=== Section Start ===

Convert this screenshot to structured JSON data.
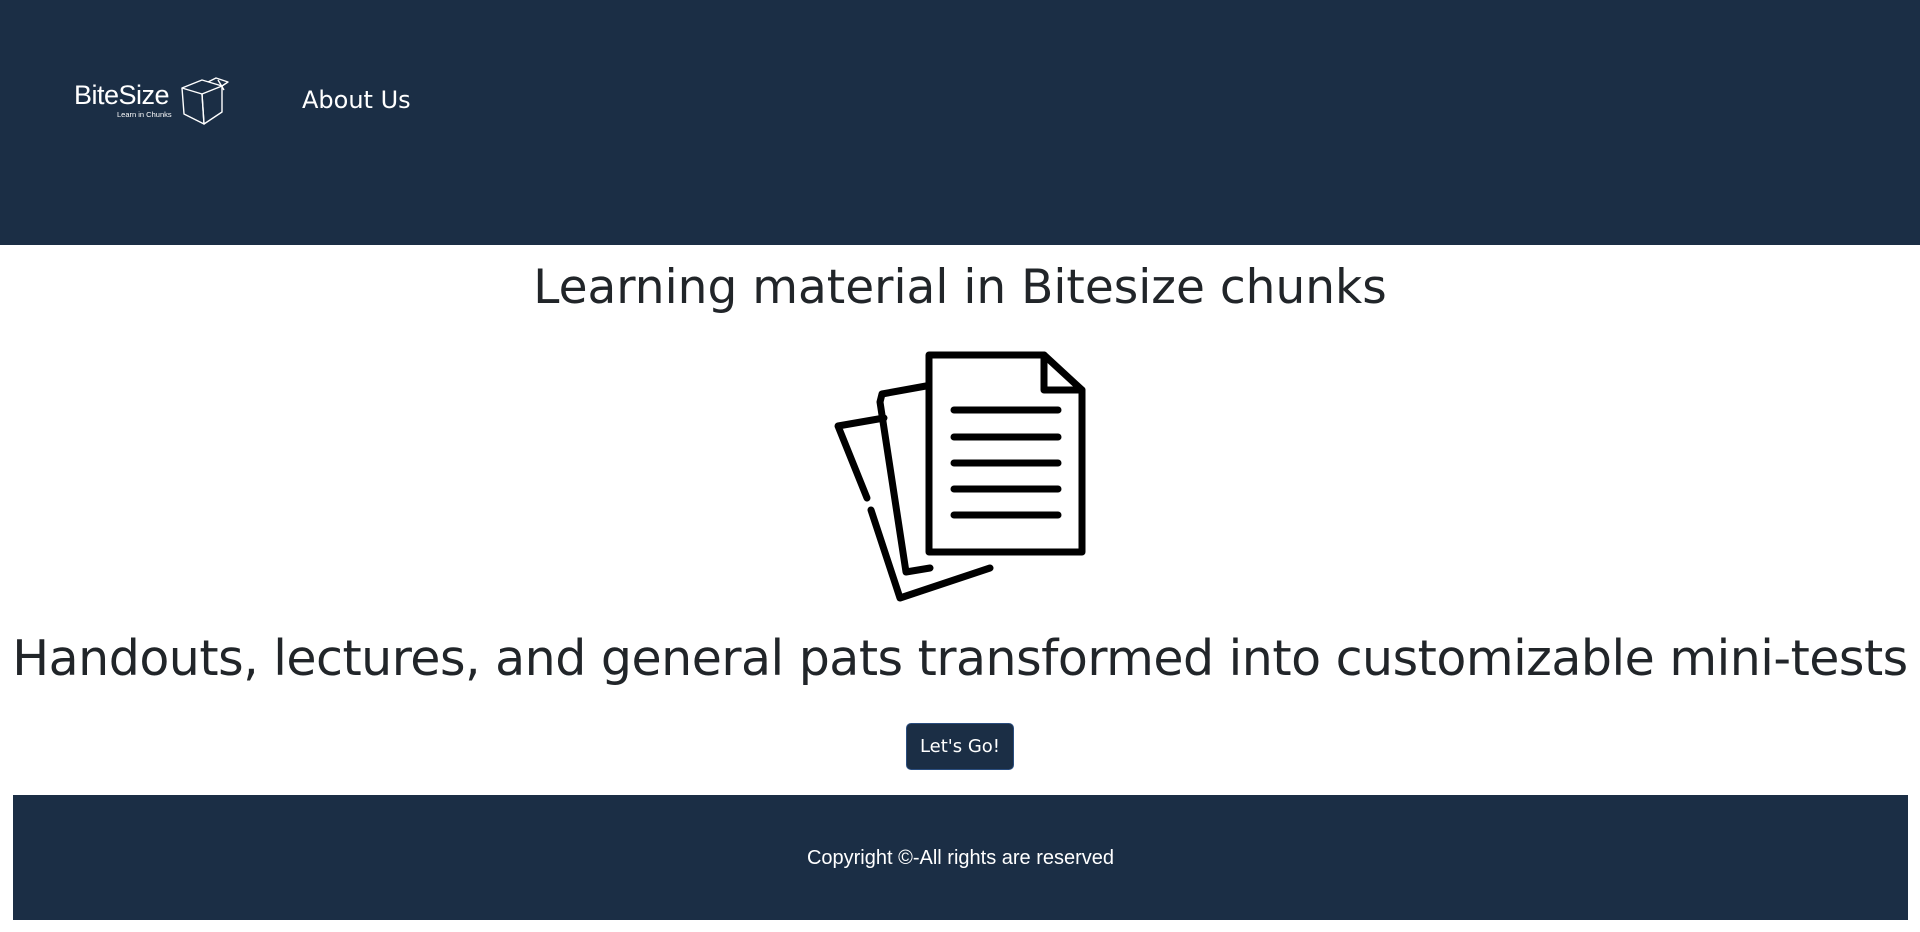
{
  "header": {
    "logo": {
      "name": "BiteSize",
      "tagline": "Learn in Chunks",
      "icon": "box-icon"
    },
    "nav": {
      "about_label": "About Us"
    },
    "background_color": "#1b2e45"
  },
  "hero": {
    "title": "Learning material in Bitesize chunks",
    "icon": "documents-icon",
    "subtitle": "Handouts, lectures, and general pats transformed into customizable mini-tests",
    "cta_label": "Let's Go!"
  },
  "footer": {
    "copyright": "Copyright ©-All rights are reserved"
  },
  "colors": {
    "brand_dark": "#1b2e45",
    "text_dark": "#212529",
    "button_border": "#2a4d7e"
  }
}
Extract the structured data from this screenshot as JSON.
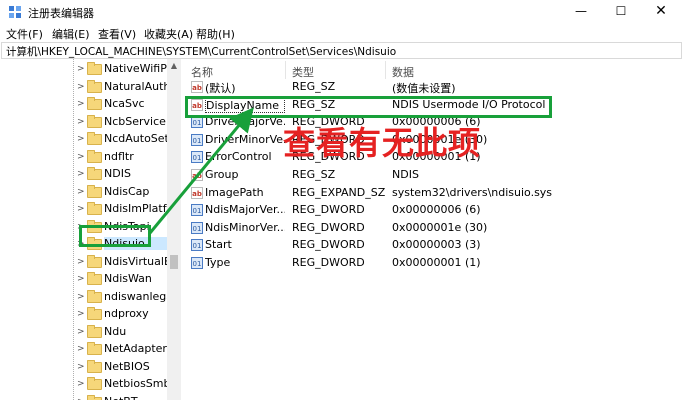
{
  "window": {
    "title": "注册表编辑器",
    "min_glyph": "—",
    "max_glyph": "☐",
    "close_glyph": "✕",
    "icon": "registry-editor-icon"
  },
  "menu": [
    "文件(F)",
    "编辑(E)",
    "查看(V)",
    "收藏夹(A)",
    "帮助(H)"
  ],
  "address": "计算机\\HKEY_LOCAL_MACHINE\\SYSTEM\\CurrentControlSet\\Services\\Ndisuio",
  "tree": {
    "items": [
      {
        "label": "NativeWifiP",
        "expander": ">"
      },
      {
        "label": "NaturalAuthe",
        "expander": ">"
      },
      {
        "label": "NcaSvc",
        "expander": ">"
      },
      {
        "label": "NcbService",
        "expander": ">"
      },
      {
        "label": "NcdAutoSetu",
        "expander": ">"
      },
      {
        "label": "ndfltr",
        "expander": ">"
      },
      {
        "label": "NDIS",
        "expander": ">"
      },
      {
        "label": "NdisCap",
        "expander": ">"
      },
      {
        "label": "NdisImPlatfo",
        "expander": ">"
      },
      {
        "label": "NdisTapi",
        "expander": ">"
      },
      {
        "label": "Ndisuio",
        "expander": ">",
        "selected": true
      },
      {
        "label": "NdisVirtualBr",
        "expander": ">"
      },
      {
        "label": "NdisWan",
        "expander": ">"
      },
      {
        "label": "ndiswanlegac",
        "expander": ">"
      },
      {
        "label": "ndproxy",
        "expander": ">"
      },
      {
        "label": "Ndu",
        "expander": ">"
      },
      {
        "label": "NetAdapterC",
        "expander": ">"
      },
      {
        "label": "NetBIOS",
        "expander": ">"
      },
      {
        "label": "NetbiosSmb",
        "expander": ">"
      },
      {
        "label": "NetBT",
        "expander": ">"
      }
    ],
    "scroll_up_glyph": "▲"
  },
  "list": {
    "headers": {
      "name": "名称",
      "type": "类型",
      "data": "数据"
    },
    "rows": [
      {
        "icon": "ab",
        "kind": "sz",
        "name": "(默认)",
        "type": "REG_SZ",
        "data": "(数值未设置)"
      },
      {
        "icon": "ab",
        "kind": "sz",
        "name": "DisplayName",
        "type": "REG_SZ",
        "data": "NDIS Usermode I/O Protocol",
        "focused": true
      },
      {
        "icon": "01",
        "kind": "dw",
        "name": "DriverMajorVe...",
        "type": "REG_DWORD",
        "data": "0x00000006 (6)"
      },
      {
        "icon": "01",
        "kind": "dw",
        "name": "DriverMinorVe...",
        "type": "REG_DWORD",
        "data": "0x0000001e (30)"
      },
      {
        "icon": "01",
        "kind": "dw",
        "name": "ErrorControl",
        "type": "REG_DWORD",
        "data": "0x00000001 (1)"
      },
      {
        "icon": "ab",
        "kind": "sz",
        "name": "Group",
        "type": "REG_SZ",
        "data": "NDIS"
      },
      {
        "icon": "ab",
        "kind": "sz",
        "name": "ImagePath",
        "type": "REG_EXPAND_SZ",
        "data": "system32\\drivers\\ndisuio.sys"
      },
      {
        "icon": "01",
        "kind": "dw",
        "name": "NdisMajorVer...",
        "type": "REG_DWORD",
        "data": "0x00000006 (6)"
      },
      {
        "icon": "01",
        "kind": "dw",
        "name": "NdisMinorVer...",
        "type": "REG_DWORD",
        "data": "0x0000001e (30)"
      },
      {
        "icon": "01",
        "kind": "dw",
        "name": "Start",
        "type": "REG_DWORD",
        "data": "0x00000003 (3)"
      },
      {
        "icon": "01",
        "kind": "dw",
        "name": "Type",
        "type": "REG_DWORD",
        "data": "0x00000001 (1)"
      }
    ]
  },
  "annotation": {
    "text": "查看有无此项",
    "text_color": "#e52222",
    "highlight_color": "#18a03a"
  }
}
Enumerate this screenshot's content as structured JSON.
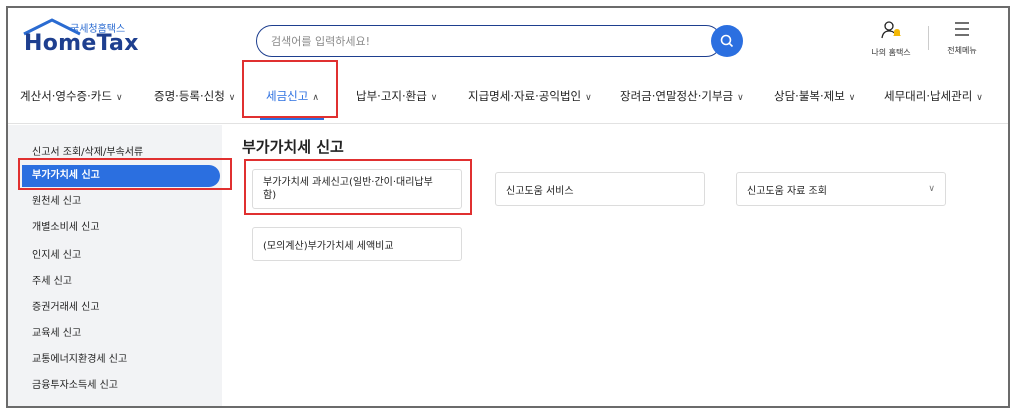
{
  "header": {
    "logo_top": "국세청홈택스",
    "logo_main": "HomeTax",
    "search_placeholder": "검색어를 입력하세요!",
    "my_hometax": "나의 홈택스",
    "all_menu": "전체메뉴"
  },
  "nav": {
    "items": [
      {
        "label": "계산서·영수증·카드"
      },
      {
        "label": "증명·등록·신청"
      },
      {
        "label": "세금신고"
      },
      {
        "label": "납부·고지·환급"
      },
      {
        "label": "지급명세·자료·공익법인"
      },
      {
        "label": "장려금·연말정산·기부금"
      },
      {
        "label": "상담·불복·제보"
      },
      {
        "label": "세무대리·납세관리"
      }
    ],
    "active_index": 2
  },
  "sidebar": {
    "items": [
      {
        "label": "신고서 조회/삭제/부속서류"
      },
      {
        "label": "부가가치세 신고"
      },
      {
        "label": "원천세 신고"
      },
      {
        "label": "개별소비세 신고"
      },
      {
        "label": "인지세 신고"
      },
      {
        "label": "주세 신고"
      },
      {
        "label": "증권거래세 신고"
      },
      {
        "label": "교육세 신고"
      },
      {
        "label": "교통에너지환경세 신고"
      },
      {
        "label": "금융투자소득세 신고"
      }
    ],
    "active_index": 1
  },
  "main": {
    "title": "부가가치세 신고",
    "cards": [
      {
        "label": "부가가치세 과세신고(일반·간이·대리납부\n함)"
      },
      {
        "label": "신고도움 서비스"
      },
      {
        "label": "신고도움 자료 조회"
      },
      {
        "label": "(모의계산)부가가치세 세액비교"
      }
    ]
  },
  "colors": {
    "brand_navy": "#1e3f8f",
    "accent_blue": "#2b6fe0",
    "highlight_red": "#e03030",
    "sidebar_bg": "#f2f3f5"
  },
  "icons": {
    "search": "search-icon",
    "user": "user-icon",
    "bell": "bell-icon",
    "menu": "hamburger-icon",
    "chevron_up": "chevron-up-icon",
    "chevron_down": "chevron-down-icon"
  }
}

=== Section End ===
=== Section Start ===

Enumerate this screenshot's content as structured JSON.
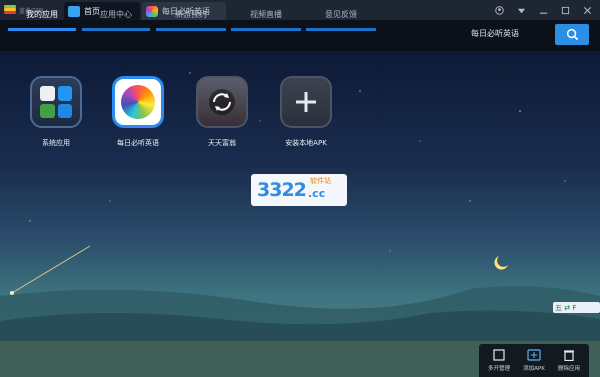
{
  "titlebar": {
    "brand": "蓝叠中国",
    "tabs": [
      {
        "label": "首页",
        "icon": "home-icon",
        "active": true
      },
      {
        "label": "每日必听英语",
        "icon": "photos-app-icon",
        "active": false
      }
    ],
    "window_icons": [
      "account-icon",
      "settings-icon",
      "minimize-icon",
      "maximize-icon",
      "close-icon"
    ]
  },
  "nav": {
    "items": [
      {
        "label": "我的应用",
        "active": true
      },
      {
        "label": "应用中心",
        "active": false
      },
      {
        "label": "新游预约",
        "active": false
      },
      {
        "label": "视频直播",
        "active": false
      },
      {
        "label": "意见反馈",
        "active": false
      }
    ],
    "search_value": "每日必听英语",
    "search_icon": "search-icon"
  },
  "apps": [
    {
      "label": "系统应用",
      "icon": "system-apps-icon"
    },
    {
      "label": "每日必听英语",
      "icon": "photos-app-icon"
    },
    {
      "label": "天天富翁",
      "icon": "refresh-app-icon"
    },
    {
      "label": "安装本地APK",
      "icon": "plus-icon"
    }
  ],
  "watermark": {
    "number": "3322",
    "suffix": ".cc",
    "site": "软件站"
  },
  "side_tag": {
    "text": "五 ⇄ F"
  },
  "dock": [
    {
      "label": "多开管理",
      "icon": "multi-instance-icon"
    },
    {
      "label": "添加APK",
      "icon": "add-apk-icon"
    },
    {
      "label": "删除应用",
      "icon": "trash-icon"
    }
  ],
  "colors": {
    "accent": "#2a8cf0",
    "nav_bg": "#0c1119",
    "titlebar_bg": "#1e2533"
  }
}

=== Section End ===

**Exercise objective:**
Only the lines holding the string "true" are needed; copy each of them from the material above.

**Solution to this problem:**
        "selected": true
        "focused": true
        "active": true
        "active": true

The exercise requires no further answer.